We arrived in a thunderstorm. Lightning streaked like fingers,
touching three or four places at the highway’s edge. Then a low rumble,
the Dakota air taut and restless. For weeks you’d made me promise
to avoid photographs, insisting I see for myself the red-brown slopes
of volcanic rock, the sharp spires rising from the prairie like backwards
drying blood, the bizarre striations deposited in centuries of layers.
This was the final thing you wanted to give me. Rain hurled itself
at the roof of our rental car. The guard shone his flashlight on our faces,
said it was a bad night for camping. We took the last hotel room.

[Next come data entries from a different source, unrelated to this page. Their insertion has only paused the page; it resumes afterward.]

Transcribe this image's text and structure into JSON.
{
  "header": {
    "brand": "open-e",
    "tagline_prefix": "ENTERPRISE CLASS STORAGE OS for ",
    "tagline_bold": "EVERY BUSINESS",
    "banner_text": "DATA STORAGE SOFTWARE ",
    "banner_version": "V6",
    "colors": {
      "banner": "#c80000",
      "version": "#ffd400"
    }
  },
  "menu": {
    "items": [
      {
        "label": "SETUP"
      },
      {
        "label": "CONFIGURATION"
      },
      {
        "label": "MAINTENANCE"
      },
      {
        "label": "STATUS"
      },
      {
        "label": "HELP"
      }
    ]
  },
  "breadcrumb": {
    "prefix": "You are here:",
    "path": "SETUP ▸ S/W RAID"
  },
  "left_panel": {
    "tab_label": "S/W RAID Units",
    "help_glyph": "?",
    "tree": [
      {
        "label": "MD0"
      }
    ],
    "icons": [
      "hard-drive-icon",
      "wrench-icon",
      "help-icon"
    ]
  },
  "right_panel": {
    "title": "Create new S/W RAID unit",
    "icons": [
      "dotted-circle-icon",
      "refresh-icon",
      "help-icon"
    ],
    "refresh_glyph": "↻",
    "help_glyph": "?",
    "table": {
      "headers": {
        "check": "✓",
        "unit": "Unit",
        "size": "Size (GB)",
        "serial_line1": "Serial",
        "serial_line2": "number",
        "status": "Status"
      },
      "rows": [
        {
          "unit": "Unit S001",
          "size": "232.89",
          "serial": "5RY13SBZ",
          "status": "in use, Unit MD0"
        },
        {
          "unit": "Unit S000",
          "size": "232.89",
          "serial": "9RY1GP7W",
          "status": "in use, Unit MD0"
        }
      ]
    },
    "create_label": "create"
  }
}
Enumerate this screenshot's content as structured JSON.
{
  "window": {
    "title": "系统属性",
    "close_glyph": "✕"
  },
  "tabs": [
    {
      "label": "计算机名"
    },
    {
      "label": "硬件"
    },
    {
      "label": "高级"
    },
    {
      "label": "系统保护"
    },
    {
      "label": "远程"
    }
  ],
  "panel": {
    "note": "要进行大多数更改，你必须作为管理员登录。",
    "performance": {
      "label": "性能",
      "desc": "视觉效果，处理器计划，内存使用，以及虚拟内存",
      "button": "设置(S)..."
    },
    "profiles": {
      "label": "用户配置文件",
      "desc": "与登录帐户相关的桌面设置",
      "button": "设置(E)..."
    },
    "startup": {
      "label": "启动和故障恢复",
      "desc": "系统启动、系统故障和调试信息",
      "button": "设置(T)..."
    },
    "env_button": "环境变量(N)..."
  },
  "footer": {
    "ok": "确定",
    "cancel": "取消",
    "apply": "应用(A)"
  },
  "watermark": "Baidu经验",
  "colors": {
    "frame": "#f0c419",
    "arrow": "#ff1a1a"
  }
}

Left the drapes open. Awoke to a hollow, unknowable place.